Go through your list and pick ten of the benefits of the behavior that most resonate with you. The ones you respond to on a gut level. The ones that make you blush or make your stomach squeamish. Circle or highlight or star those juicy ones.

In a separate list, convert the benefits to what feeling you’re seeking through the behavior:

smoking soothes my nerves when I’m frazzled -> comfort
smoking gives me a reason to talk to people -> connection
when other people let me down, I still have my cigarettes -> comfort
I like being invited out for a cigarette with my co-workers -> connection

This may feel like a bit of a stretch at first, but it’s really important to look at the true root cause of your behavior and not just the direct cause.

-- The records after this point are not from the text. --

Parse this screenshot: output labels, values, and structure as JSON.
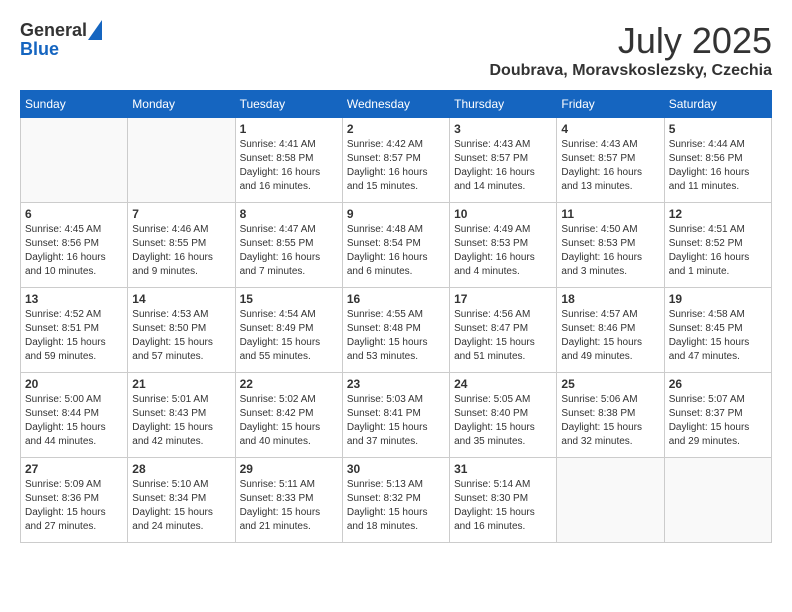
{
  "header": {
    "logo_general": "General",
    "logo_blue": "Blue",
    "month_year": "July 2025",
    "location": "Doubrava, Moravskoslezsky, Czechia"
  },
  "calendar": {
    "weekdays": [
      "Sunday",
      "Monday",
      "Tuesday",
      "Wednesday",
      "Thursday",
      "Friday",
      "Saturday"
    ],
    "weeks": [
      [
        {
          "day": "",
          "info": ""
        },
        {
          "day": "",
          "info": ""
        },
        {
          "day": "1",
          "info": "Sunrise: 4:41 AM\nSunset: 8:58 PM\nDaylight: 16 hours and 16 minutes."
        },
        {
          "day": "2",
          "info": "Sunrise: 4:42 AM\nSunset: 8:57 PM\nDaylight: 16 hours and 15 minutes."
        },
        {
          "day": "3",
          "info": "Sunrise: 4:43 AM\nSunset: 8:57 PM\nDaylight: 16 hours and 14 minutes."
        },
        {
          "day": "4",
          "info": "Sunrise: 4:43 AM\nSunset: 8:57 PM\nDaylight: 16 hours and 13 minutes."
        },
        {
          "day": "5",
          "info": "Sunrise: 4:44 AM\nSunset: 8:56 PM\nDaylight: 16 hours and 11 minutes."
        }
      ],
      [
        {
          "day": "6",
          "info": "Sunrise: 4:45 AM\nSunset: 8:56 PM\nDaylight: 16 hours and 10 minutes."
        },
        {
          "day": "7",
          "info": "Sunrise: 4:46 AM\nSunset: 8:55 PM\nDaylight: 16 hours and 9 minutes."
        },
        {
          "day": "8",
          "info": "Sunrise: 4:47 AM\nSunset: 8:55 PM\nDaylight: 16 hours and 7 minutes."
        },
        {
          "day": "9",
          "info": "Sunrise: 4:48 AM\nSunset: 8:54 PM\nDaylight: 16 hours and 6 minutes."
        },
        {
          "day": "10",
          "info": "Sunrise: 4:49 AM\nSunset: 8:53 PM\nDaylight: 16 hours and 4 minutes."
        },
        {
          "day": "11",
          "info": "Sunrise: 4:50 AM\nSunset: 8:53 PM\nDaylight: 16 hours and 3 minutes."
        },
        {
          "day": "12",
          "info": "Sunrise: 4:51 AM\nSunset: 8:52 PM\nDaylight: 16 hours and 1 minute."
        }
      ],
      [
        {
          "day": "13",
          "info": "Sunrise: 4:52 AM\nSunset: 8:51 PM\nDaylight: 15 hours and 59 minutes."
        },
        {
          "day": "14",
          "info": "Sunrise: 4:53 AM\nSunset: 8:50 PM\nDaylight: 15 hours and 57 minutes."
        },
        {
          "day": "15",
          "info": "Sunrise: 4:54 AM\nSunset: 8:49 PM\nDaylight: 15 hours and 55 minutes."
        },
        {
          "day": "16",
          "info": "Sunrise: 4:55 AM\nSunset: 8:48 PM\nDaylight: 15 hours and 53 minutes."
        },
        {
          "day": "17",
          "info": "Sunrise: 4:56 AM\nSunset: 8:47 PM\nDaylight: 15 hours and 51 minutes."
        },
        {
          "day": "18",
          "info": "Sunrise: 4:57 AM\nSunset: 8:46 PM\nDaylight: 15 hours and 49 minutes."
        },
        {
          "day": "19",
          "info": "Sunrise: 4:58 AM\nSunset: 8:45 PM\nDaylight: 15 hours and 47 minutes."
        }
      ],
      [
        {
          "day": "20",
          "info": "Sunrise: 5:00 AM\nSunset: 8:44 PM\nDaylight: 15 hours and 44 minutes."
        },
        {
          "day": "21",
          "info": "Sunrise: 5:01 AM\nSunset: 8:43 PM\nDaylight: 15 hours and 42 minutes."
        },
        {
          "day": "22",
          "info": "Sunrise: 5:02 AM\nSunset: 8:42 PM\nDaylight: 15 hours and 40 minutes."
        },
        {
          "day": "23",
          "info": "Sunrise: 5:03 AM\nSunset: 8:41 PM\nDaylight: 15 hours and 37 minutes."
        },
        {
          "day": "24",
          "info": "Sunrise: 5:05 AM\nSunset: 8:40 PM\nDaylight: 15 hours and 35 minutes."
        },
        {
          "day": "25",
          "info": "Sunrise: 5:06 AM\nSunset: 8:38 PM\nDaylight: 15 hours and 32 minutes."
        },
        {
          "day": "26",
          "info": "Sunrise: 5:07 AM\nSunset: 8:37 PM\nDaylight: 15 hours and 29 minutes."
        }
      ],
      [
        {
          "day": "27",
          "info": "Sunrise: 5:09 AM\nSunset: 8:36 PM\nDaylight: 15 hours and 27 minutes."
        },
        {
          "day": "28",
          "info": "Sunrise: 5:10 AM\nSunset: 8:34 PM\nDaylight: 15 hours and 24 minutes."
        },
        {
          "day": "29",
          "info": "Sunrise: 5:11 AM\nSunset: 8:33 PM\nDaylight: 15 hours and 21 minutes."
        },
        {
          "day": "30",
          "info": "Sunrise: 5:13 AM\nSunset: 8:32 PM\nDaylight: 15 hours and 18 minutes."
        },
        {
          "day": "31",
          "info": "Sunrise: 5:14 AM\nSunset: 8:30 PM\nDaylight: 15 hours and 16 minutes."
        },
        {
          "day": "",
          "info": ""
        },
        {
          "day": "",
          "info": ""
        }
      ]
    ]
  }
}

The results of this exercise might be surprising.

Once you know why you’re really performing a behavior, it’s much easier to find a replacement activity, which makes quitting the behavior so much easier.

For example, if I know I’m craving a cigarette because I need comfort, I can find alternate ways to provide that comfort, such as a hot bath or some flannel PJ’s. If I’m seeking connection to others, I can invite my co-workers out to lunch instead of going for a smoke break with them.

I’ll cover substitutes in depth in the next post in the Become a Better Quitter series. Stay tuned. You can also get new posts delivered via email so you don’t miss a beat!

Tips for Quitting

Be a Better Quitter in 7 Easy Steps

Visit the How to Quit series page for a list of all posts with summaries.

#1 What One Change Do You Need to Make?
#2 Do You Realize What’s at Stake?
#3 You Do It Because it Works
#4 How to Write Plan B
#5 Where’d You Hide the Chocolate?!
#6 Who’s on Your Board of Directors?
#7 Celebrate Your Success

3 comments

  1. Well done! Made me face some of the payoffs of my obesity. Subtle way to commit slow suicide among them. Now I need to disarm each one, and slay the False Evidence that Appears Real, so I can Keep Moving Forward.
    Thanks!

  2. Trece – that’s a brave face you’re putting forward! Breaking our old habits is NOT easy, especially when they’re still working. Good for you for taking a look at your behavior. I wish you the best on your path of Moving Forward!

  3. What a great series, thanks! I will be eagerly awaiting part 4 and have noted down all the exercises to do them all!